_DESCRIPTION OF THE TASK_. Set down the entries once more exactly as they were written.

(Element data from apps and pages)

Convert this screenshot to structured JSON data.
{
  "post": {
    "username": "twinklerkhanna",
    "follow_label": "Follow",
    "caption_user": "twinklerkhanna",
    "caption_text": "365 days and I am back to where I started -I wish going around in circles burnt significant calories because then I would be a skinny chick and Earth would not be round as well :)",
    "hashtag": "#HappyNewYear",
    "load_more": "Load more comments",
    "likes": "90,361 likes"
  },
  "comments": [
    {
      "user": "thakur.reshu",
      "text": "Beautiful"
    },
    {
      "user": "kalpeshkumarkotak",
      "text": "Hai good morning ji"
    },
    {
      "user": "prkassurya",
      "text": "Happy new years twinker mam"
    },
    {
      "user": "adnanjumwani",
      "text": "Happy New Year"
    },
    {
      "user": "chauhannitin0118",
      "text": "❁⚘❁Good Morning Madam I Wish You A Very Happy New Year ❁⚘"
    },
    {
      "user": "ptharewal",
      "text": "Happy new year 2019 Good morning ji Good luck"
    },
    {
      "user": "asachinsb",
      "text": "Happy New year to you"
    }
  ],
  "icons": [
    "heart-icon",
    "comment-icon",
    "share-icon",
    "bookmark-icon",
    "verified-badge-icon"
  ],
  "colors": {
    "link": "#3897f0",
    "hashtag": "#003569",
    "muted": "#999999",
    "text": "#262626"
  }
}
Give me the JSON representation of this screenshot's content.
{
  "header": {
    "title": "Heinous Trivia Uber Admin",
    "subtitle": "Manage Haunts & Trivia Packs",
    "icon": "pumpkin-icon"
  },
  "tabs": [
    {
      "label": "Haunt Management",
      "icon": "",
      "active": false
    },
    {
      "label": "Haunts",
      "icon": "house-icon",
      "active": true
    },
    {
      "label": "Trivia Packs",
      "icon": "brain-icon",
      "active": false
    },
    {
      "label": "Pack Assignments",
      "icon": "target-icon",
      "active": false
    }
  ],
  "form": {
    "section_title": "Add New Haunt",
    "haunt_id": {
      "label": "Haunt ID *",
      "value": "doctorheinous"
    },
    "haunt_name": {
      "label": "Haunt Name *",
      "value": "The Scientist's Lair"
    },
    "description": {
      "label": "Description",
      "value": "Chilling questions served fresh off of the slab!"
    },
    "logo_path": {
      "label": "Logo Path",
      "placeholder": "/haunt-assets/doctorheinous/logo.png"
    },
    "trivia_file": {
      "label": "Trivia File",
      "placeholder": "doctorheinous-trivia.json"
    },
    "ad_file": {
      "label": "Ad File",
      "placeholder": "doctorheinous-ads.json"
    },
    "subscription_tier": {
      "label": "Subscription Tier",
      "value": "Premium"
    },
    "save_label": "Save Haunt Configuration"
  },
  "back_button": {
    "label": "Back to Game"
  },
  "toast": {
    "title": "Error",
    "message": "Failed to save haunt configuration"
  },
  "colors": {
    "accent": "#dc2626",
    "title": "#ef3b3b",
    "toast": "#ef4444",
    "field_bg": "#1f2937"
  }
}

_ANSWER TO THIS PROBLEM_.
Convert this screenshot to structured JSON data.
{
  "post": {
    "username": "twinklerkhanna",
    "follow_label": "Follow",
    "caption_user": "twinklerkhanna",
    "caption_text": "365 days and I am back to where I started -I wish going around in circles burnt significant calories because then I would be a skinny chick and Earth would not be round as well :)",
    "hashtag": "#HappyNewYear",
    "load_more": "Load more comments",
    "likes": "90,361 likes"
  },
  "comments": [
    {
      "user": "thakur.reshu",
      "text": "Beautiful"
    },
    {
      "user": "kalpeshkumarkotak",
      "text": "Hai good morning ji"
    },
    {
      "user": "prkassurya",
      "text": "Happy new years twinker mam"
    },
    {
      "user": "adnanjumwani",
      "text": "Happy New Year"
    },
    {
      "user": "chauhannitin0118",
      "text": "❁⚘❁Good Morning Madam I Wish You A Very Happy New Year ❁⚘"
    },
    {
      "user": "ptharewal",
      "text": "Happy new year 2019 Good morning ji Good luck"
    },
    {
      "user": "asachinsb",
      "text": "Happy New year to you"
    }
  ],
  "icons": [
    "heart-icon",
    "comment-icon",
    "share-icon",
    "bookmark-icon",
    "verified-badge-icon"
  ],
  "colors": {
    "link": "#3897f0",
    "hashtag": "#003569",
    "muted": "#999999",
    "text": "#262626"
  }
}
Give me the JSON representation of this screenshot's content.
{
  "header": {
    "title": "Heinous Trivia Uber Admin",
    "subtitle": "Manage Haunts & Trivia Packs",
    "icon": "pumpkin-icon"
  },
  "tabs": [
    {
      "label": "Haunt Management",
      "icon": "",
      "active": false
    },
    {
      "label": "Haunts",
      "icon": "house-icon",
      "active": true
    },
    {
      "label": "Trivia Packs",
      "icon": "brain-icon",
      "active": false
    },
    {
      "label": "Pack Assignments",
      "icon": "target-icon",
      "active": false
    }
  ],
  "form": {
    "section_title": "Add New Haunt",
    "haunt_id": {
      "label": "Haunt ID *",
      "value": "doctorheinous"
    },
    "haunt_name": {
      "label": "Haunt Name *",
      "value": "The Scientist's Lair"
    },
    "description": {
      "label": "Description",
      "value": "Chilling questions served fresh off of the slab!"
    },
    "logo_path": {
      "label": "Logo Path",
      "placeholder": "/haunt-assets/doctorheinous/logo.png"
    },
    "trivia_file": {
      "label": "Trivia File",
      "placeholder": "doctorheinous-trivia.json"
    },
    "ad_file": {
      "label": "Ad File",
      "placeholder": "doctorheinous-ads.json"
    },
    "subscription_tier": {
      "label": "Subscription Tier",
      "value": "Premium"
    },
    "save_label": "Save Haunt Configuration"
  },
  "back_button": {
    "label": "Back to Game"
  },
  "toast": {
    "title": "Error",
    "message": "Failed to save haunt configuration"
  },
  "colors": {
    "accent": "#dc2626",
    "title": "#ef3b3b",
    "toast": "#ef4444",
    "field_bg": "#1f2937"
  }
}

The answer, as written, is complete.